Each word in the data below should be copied exactly; the images should not.
[Source data — start]
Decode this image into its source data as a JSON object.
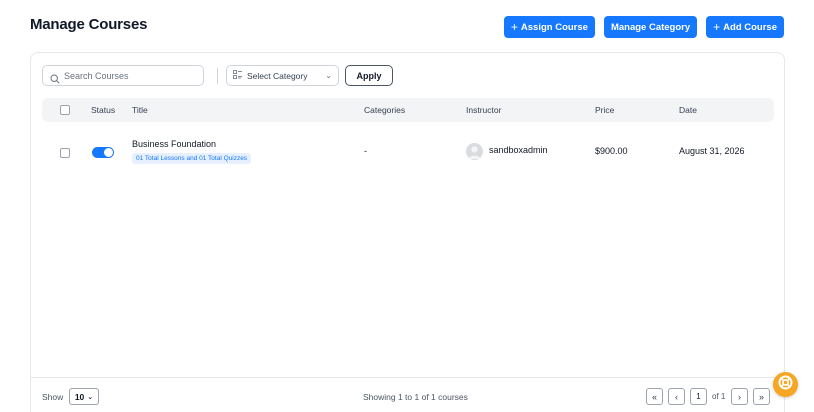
{
  "page": {
    "title": "Manage Courses"
  },
  "actions": {
    "assign_course": "Assign Course",
    "manage_category": "Manage Category",
    "add_course": "Add Course"
  },
  "filters": {
    "search_placeholder": "Search Courses",
    "category_select": "Select Category",
    "apply": "Apply"
  },
  "table": {
    "headers": {
      "status": "Status",
      "title": "Title",
      "categories": "Categories",
      "instructor": "Instructor",
      "price": "Price",
      "date": "Date"
    },
    "rows": [
      {
        "title": "Business Foundation",
        "summary": "01 Total Lessons and 01 Total Quizzes",
        "categories": "-",
        "instructor": "sandboxadmin",
        "price": "$900.00",
        "date": "August 31, 2026",
        "status_on": true
      }
    ]
  },
  "footer": {
    "show_label": "Show",
    "per_page": "10",
    "showing_text": "Showing 1 to 1 of 1 courses",
    "current_page": "1",
    "of_total": "of 1"
  },
  "colors": {
    "primary": "#1677ff",
    "fab": "#f6a623"
  },
  "icons": [
    "search-icon",
    "category-icon",
    "chevron-down-icon",
    "first-page-icon",
    "prev-page-icon",
    "next-page-icon",
    "last-page-icon",
    "help-icon"
  ]
}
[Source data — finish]
• Written solution
Decode this image into its source data as a JSON object.
{
  "page": {
    "title": "Manage Courses"
  },
  "actions": {
    "assign_course": "Assign Course",
    "manage_category": "Manage Category",
    "add_course": "Add Course"
  },
  "filters": {
    "search_placeholder": "Search Courses",
    "category_select": "Select Category",
    "apply": "Apply"
  },
  "table": {
    "headers": {
      "status": "Status",
      "title": "Title",
      "categories": "Categories",
      "instructor": "Instructor",
      "price": "Price",
      "date": "Date"
    },
    "rows": [
      {
        "title": "Business Foundation",
        "summary": "01 Total Lessons and 01 Total Quizzes",
        "categories": "-",
        "instructor": "sandboxadmin",
        "price": "$900.00",
        "date": "August 31, 2026",
        "status_on": true
      }
    ]
  },
  "footer": {
    "show_label": "Show",
    "per_page": "10",
    "showing_text": "Showing 1 to 1 of 1 courses",
    "current_page": "1",
    "of_total": "of 1"
  },
  "colors": {
    "primary": "#1677ff",
    "fab": "#f6a623"
  },
  "icons": [
    "search-icon",
    "category-icon",
    "chevron-down-icon",
    "first-page-icon",
    "prev-page-icon",
    "next-page-icon",
    "last-page-icon",
    "help-icon"
  ]
}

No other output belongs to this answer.